**Task details:** I need the records below restated word for word, without their pictures.

**Data provided:**
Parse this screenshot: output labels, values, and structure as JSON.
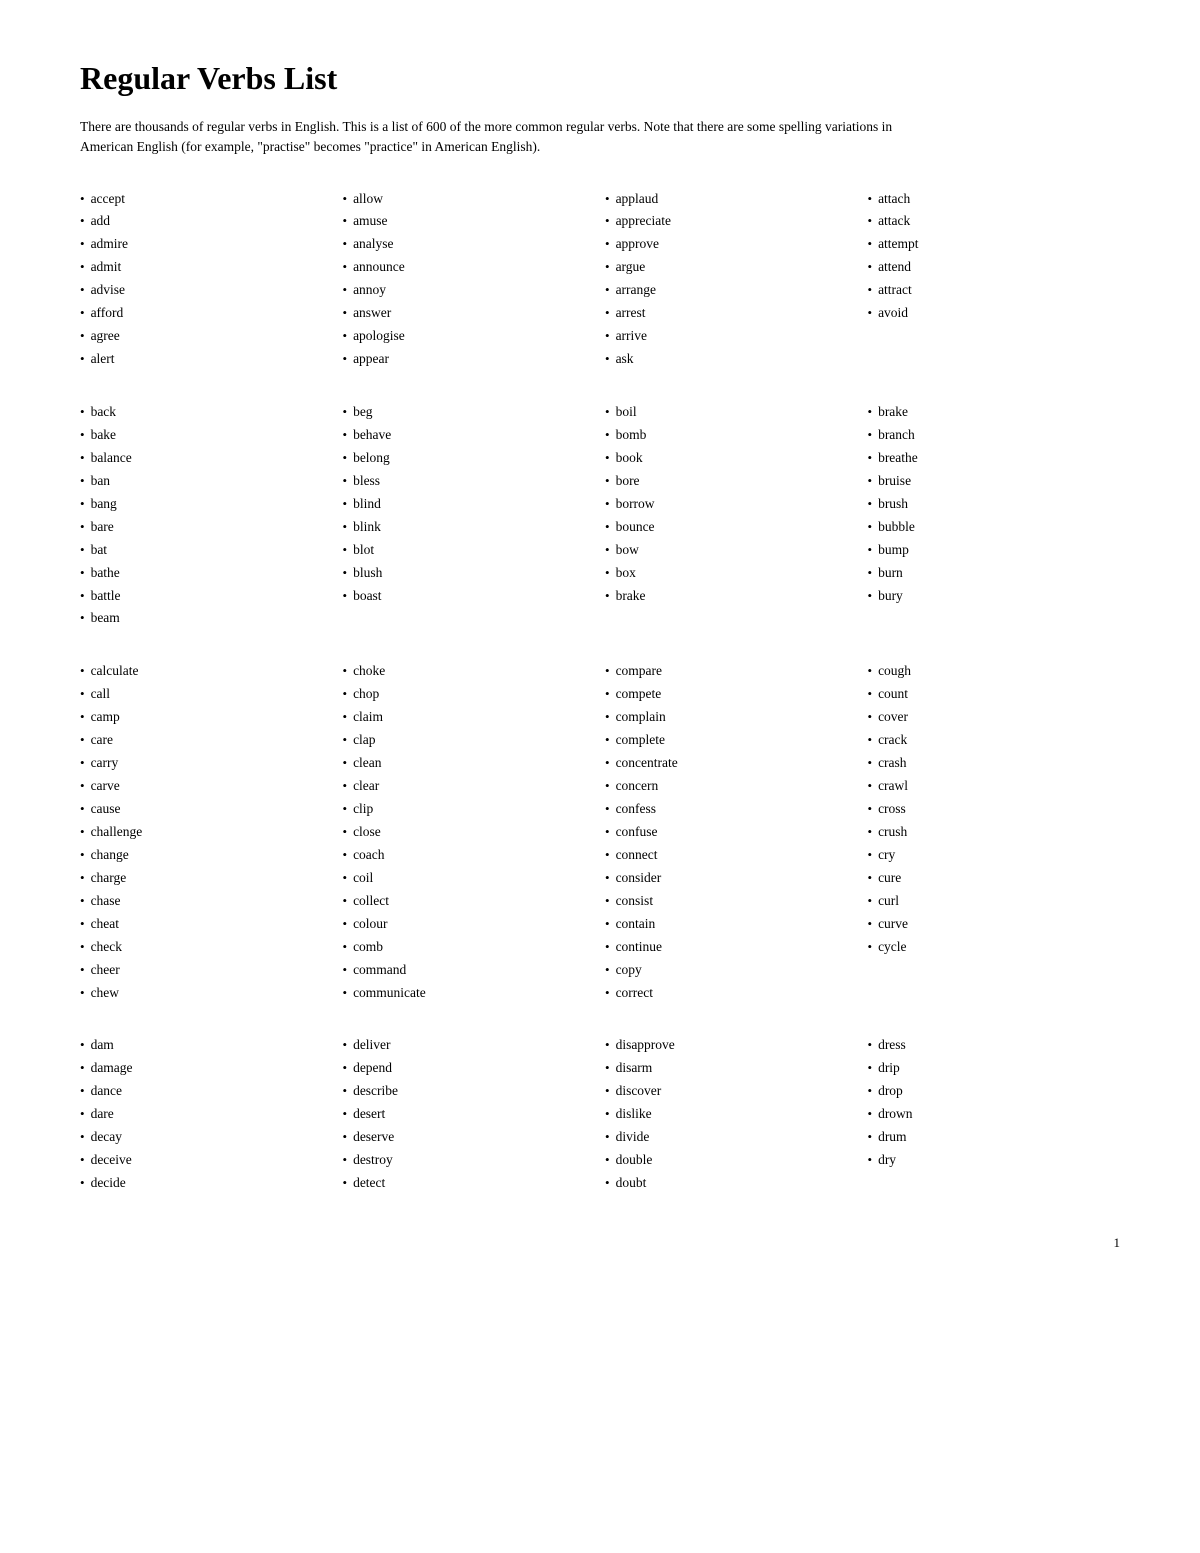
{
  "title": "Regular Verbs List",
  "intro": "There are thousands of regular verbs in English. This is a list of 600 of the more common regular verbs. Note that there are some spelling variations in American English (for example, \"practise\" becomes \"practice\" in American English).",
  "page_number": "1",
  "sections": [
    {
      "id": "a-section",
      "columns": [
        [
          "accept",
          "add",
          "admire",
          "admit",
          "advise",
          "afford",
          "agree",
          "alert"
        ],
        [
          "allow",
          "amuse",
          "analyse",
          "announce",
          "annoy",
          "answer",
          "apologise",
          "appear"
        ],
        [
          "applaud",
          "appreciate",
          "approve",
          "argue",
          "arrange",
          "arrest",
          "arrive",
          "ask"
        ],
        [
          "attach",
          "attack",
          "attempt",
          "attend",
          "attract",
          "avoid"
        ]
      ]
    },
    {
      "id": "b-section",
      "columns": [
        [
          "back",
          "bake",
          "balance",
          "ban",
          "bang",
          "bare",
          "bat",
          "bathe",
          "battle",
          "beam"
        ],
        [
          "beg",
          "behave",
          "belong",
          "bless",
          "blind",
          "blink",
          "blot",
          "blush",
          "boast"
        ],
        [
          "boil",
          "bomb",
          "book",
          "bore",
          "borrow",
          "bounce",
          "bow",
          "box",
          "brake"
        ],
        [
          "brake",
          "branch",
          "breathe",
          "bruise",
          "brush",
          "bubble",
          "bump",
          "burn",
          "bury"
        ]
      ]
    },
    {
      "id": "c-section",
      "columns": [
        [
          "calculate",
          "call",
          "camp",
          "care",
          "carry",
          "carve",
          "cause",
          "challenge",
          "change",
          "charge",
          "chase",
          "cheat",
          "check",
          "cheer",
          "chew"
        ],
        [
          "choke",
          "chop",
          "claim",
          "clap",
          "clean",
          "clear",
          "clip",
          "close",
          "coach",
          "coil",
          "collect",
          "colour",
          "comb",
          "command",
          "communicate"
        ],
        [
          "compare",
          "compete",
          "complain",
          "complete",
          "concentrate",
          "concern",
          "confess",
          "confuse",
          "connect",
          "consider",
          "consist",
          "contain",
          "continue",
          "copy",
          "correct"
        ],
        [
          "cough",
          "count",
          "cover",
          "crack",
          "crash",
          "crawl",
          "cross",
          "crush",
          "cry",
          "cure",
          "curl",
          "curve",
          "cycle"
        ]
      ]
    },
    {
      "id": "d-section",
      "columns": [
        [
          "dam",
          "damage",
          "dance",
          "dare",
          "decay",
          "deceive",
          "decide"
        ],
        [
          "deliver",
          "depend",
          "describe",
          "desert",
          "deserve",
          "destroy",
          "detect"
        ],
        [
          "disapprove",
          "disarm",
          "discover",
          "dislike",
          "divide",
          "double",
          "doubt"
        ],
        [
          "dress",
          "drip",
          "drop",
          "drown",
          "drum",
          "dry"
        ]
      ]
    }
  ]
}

**Answer area:**
Parse this screenshot: output labels, values, and structure as JSON.
{
  "title": "Regular Verbs List",
  "intro": "There are thousands of regular verbs in English. This is a list of 600 of the more common regular verbs. Note that there are some spelling variations in American English (for example, \"practise\" becomes \"practice\" in American English).",
  "page_number": "1",
  "sections": [
    {
      "id": "a-section",
      "columns": [
        [
          "accept",
          "add",
          "admire",
          "admit",
          "advise",
          "afford",
          "agree",
          "alert"
        ],
        [
          "allow",
          "amuse",
          "analyse",
          "announce",
          "annoy",
          "answer",
          "apologise",
          "appear"
        ],
        [
          "applaud",
          "appreciate",
          "approve",
          "argue",
          "arrange",
          "arrest",
          "arrive",
          "ask"
        ],
        [
          "attach",
          "attack",
          "attempt",
          "attend",
          "attract",
          "avoid"
        ]
      ]
    },
    {
      "id": "b-section",
      "columns": [
        [
          "back",
          "bake",
          "balance",
          "ban",
          "bang",
          "bare",
          "bat",
          "bathe",
          "battle",
          "beam"
        ],
        [
          "beg",
          "behave",
          "belong",
          "bless",
          "blind",
          "blink",
          "blot",
          "blush",
          "boast"
        ],
        [
          "boil",
          "bomb",
          "book",
          "bore",
          "borrow",
          "bounce",
          "bow",
          "box",
          "brake"
        ],
        [
          "brake",
          "branch",
          "breathe",
          "bruise",
          "brush",
          "bubble",
          "bump",
          "burn",
          "bury"
        ]
      ]
    },
    {
      "id": "c-section",
      "columns": [
        [
          "calculate",
          "call",
          "camp",
          "care",
          "carry",
          "carve",
          "cause",
          "challenge",
          "change",
          "charge",
          "chase",
          "cheat",
          "check",
          "cheer",
          "chew"
        ],
        [
          "choke",
          "chop",
          "claim",
          "clap",
          "clean",
          "clear",
          "clip",
          "close",
          "coach",
          "coil",
          "collect",
          "colour",
          "comb",
          "command",
          "communicate"
        ],
        [
          "compare",
          "compete",
          "complain",
          "complete",
          "concentrate",
          "concern",
          "confess",
          "confuse",
          "connect",
          "consider",
          "consist",
          "contain",
          "continue",
          "copy",
          "correct"
        ],
        [
          "cough",
          "count",
          "cover",
          "crack",
          "crash",
          "crawl",
          "cross",
          "crush",
          "cry",
          "cure",
          "curl",
          "curve",
          "cycle"
        ]
      ]
    },
    {
      "id": "d-section",
      "columns": [
        [
          "dam",
          "damage",
          "dance",
          "dare",
          "decay",
          "deceive",
          "decide"
        ],
        [
          "deliver",
          "depend",
          "describe",
          "desert",
          "deserve",
          "destroy",
          "detect"
        ],
        [
          "disapprove",
          "disarm",
          "discover",
          "dislike",
          "divide",
          "double",
          "doubt"
        ],
        [
          "dress",
          "drip",
          "drop",
          "drown",
          "drum",
          "dry"
        ]
      ]
    }
  ]
}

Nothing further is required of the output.